[Extracted data entries]
::::
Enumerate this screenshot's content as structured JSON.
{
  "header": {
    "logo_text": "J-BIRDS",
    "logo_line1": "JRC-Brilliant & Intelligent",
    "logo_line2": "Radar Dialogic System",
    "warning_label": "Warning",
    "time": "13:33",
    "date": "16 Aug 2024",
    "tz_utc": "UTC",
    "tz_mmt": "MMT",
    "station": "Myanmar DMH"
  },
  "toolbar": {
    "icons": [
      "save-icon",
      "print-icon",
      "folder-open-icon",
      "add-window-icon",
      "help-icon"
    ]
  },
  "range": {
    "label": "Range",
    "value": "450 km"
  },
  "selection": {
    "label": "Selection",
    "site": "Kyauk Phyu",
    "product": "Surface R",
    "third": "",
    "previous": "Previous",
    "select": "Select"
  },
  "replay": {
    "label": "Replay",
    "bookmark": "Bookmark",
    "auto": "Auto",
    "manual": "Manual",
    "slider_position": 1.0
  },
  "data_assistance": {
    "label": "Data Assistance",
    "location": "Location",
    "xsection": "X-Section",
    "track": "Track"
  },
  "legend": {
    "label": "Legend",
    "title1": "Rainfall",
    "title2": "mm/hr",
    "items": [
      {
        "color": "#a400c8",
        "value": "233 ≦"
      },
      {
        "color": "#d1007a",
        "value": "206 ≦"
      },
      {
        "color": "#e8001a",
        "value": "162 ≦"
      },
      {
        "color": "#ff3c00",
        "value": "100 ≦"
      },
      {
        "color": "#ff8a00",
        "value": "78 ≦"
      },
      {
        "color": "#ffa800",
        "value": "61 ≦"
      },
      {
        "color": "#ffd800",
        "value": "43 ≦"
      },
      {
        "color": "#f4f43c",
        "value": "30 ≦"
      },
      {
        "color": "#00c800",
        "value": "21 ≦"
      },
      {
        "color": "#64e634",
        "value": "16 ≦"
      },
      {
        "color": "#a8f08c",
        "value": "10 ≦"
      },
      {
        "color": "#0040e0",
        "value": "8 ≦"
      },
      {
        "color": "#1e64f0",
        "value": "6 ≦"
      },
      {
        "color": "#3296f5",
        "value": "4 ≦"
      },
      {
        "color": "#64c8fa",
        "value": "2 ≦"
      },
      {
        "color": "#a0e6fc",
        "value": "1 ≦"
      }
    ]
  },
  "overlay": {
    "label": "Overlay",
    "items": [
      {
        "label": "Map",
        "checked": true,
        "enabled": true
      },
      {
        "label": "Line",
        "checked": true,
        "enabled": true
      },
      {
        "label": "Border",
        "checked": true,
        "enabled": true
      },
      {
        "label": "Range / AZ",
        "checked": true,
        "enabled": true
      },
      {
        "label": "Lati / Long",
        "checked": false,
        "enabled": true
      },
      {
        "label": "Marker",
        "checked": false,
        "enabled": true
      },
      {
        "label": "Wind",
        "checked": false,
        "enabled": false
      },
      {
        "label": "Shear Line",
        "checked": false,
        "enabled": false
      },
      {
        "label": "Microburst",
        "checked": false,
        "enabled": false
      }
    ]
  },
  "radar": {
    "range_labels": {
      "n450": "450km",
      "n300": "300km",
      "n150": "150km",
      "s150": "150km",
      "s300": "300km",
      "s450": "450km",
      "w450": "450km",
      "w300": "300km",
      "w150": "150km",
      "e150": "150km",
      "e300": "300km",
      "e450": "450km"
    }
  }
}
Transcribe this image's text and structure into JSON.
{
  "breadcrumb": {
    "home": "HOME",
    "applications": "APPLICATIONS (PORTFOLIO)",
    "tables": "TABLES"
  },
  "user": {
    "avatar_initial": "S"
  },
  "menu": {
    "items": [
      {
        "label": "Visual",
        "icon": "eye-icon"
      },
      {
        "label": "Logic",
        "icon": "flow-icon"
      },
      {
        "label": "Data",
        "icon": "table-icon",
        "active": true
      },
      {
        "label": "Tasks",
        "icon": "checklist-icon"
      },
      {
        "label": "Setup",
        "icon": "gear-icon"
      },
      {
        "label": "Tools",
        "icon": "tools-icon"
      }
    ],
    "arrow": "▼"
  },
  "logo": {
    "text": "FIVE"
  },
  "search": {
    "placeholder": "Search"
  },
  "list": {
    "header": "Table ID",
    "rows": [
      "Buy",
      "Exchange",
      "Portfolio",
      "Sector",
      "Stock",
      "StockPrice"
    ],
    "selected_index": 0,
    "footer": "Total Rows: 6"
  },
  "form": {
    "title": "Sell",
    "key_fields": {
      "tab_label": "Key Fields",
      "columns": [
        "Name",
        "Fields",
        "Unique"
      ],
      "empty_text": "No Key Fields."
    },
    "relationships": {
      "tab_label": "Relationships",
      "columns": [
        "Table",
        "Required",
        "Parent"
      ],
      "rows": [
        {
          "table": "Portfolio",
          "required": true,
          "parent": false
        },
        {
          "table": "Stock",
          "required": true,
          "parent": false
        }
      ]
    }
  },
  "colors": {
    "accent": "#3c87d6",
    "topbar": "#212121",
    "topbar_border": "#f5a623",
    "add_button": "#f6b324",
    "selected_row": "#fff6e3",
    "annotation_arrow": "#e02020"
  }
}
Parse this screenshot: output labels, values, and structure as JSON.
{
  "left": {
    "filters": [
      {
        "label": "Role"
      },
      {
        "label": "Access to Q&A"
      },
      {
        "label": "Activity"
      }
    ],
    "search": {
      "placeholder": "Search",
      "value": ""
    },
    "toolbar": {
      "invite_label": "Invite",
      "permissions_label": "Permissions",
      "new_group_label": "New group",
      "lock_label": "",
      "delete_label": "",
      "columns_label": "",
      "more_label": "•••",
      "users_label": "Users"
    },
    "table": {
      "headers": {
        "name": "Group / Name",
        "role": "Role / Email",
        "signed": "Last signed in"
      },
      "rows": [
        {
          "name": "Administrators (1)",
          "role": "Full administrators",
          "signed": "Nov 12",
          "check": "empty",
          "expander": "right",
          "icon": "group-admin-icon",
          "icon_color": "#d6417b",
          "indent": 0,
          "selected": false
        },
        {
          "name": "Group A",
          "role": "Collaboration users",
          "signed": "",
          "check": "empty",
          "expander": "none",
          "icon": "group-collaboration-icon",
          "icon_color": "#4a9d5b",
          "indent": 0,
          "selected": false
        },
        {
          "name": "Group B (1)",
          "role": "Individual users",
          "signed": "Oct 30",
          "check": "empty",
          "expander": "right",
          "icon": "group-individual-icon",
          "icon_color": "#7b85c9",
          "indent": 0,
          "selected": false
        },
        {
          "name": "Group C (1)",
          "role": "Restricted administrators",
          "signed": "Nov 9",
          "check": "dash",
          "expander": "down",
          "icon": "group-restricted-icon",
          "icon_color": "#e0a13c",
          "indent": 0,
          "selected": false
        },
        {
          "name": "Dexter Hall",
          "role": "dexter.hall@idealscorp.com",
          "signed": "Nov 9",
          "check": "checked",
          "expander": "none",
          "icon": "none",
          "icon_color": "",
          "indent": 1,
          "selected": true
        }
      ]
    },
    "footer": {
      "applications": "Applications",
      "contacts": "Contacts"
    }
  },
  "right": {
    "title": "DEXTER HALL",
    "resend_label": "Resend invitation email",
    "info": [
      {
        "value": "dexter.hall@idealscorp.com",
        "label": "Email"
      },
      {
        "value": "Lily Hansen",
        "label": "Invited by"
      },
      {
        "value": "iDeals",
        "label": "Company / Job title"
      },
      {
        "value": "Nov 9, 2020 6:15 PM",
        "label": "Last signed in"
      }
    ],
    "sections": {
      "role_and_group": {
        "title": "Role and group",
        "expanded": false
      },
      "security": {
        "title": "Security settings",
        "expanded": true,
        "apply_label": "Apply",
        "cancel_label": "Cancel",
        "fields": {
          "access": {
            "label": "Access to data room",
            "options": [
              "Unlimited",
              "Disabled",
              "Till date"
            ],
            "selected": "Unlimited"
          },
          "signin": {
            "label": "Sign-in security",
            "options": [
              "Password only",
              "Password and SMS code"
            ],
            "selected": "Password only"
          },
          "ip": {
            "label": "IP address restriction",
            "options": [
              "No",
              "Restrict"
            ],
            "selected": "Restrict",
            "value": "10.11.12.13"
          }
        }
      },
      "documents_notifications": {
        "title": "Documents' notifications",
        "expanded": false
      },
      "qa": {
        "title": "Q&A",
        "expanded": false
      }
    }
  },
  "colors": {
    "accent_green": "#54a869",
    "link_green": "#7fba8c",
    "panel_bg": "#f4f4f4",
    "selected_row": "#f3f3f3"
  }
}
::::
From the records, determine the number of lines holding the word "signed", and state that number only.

7